Find all lines below containing the string "テロの脅威から社会を守る" and return them.

[[ INFORMATION PROVIDED, beginning ]]

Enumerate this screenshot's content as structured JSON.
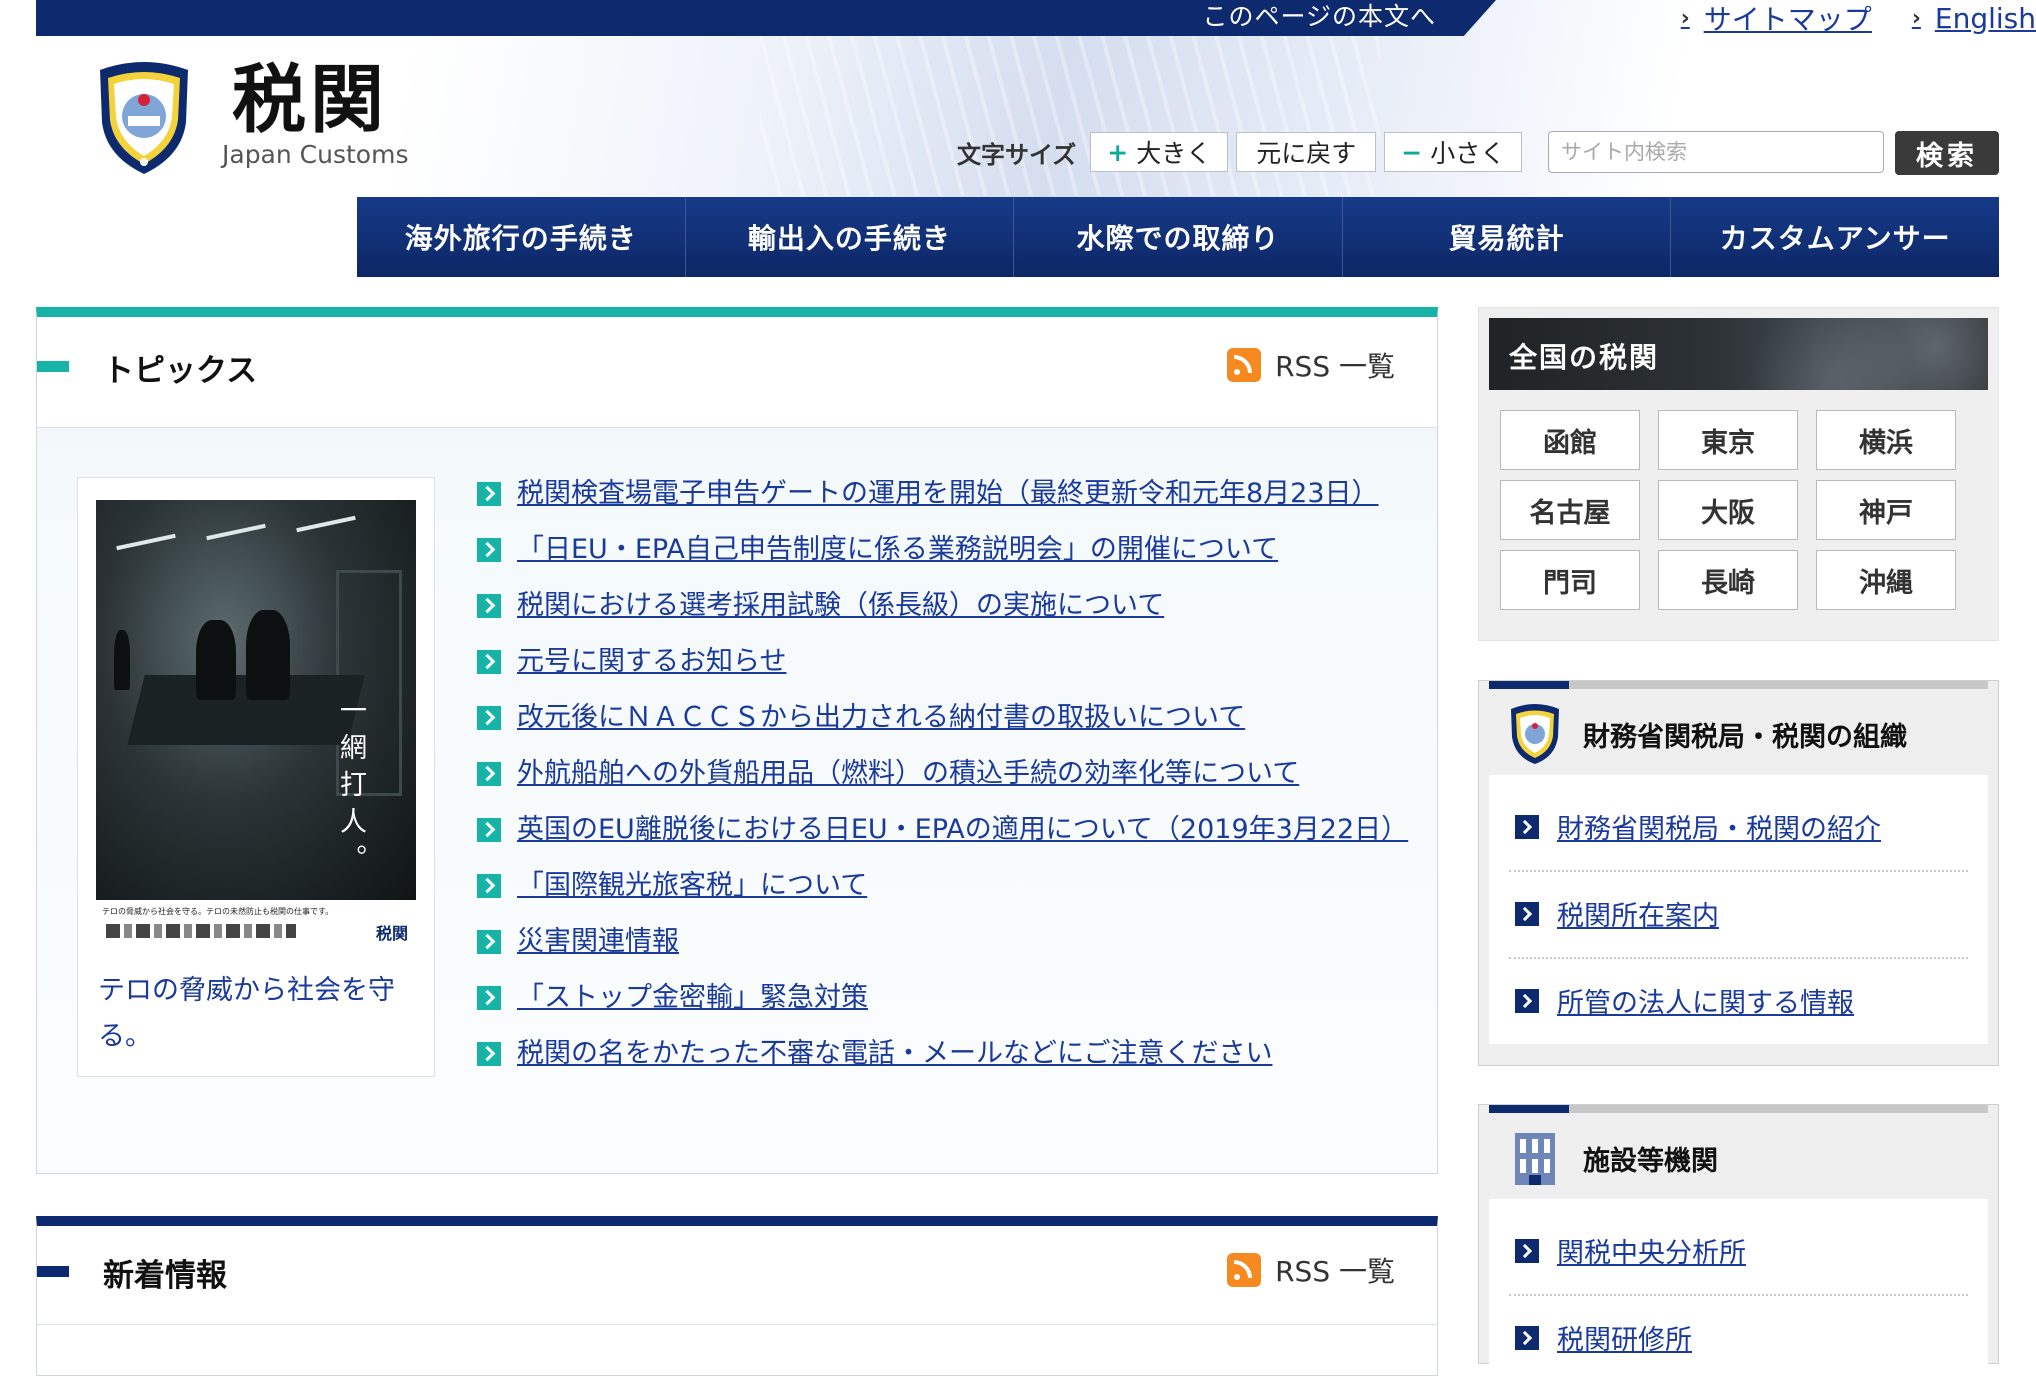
{
  "header": {
    "skip_link": "このページの本文へ",
    "util_links": [
      "サイトマップ",
      "English"
    ],
    "title": "税関",
    "subtitle": "Japan Customs",
    "font_size_label": "文字サイズ",
    "font_size_buttons": [
      {
        "symbol": "+",
        "label": "大きく"
      },
      {
        "symbol": "",
        "label": "元に戻す"
      },
      {
        "symbol": "−",
        "label": "小さく"
      }
    ],
    "search_placeholder": "サイト内検索",
    "search_button": "検索"
  },
  "nav": [
    "海外旅行の手続き",
    "輸出入の手続き",
    "水際での取締り",
    "貿易統計",
    "カスタムアンサー"
  ],
  "topics": {
    "title": "トピックス",
    "rss_label": "RSS 一覧",
    "poster_vertical_text": "一網打人。",
    "poster_footer_text": "テロの脅威から社会を守る。テロの未然防止も税関の仕事です。",
    "poster_logo_text": "税関",
    "poster_caption": "テロの脅威から社会を守る。",
    "items": [
      "税関検査場電子申告ゲートの運用を開始（最終更新令和元年8月23日）",
      "「日EU・EPA自己申告制度に係る業務説明会」の開催について",
      "税関における選考採用試験（係長級）の実施について",
      "元号に関するお知らせ",
      "改元後にＮＡＣＣＳから出力される納付書の取扱いについて",
      "外航船舶への外貨船用品（燃料）の積込手続の効率化等について",
      "英国のEU離脱後における日EU・EPAの適用について（2019年3月22日）",
      "「国際観光旅客税」について",
      "災害関連情報",
      "「ストップ金密輸」緊急対策",
      "税関の名をかたった不審な電話・メールなどにご注意ください"
    ]
  },
  "news": {
    "title": "新着情報",
    "rss_label": "RSS 一覧"
  },
  "sidebar": {
    "customs_title": "全国の税関",
    "offices": [
      "函館",
      "東京",
      "横浜",
      "名古屋",
      "大阪",
      "神戸",
      "門司",
      "長崎",
      "沖縄"
    ],
    "org_panel": {
      "title": "財務省関税局・税関の組織",
      "links": [
        "財務省関税局・税関の紹介",
        "税関所在案内",
        "所管の法人に関する情報"
      ]
    },
    "facility_panel": {
      "title": "施設等機関",
      "links": [
        "関税中央分析所",
        "税関研修所"
      ]
    }
  },
  "colors": {
    "navy": "#0e2a6e",
    "teal": "#17b3a6",
    "link": "#1a3a9c",
    "rss_orange": "#f6891f"
  }
}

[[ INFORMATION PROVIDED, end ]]

## ANSWER AREA
    "poster_footer_text": "テロの脅威から社会を守る。テロの未然防止も税関の仕事です。",
    "poster_caption": "テロの脅威から社会を守る。",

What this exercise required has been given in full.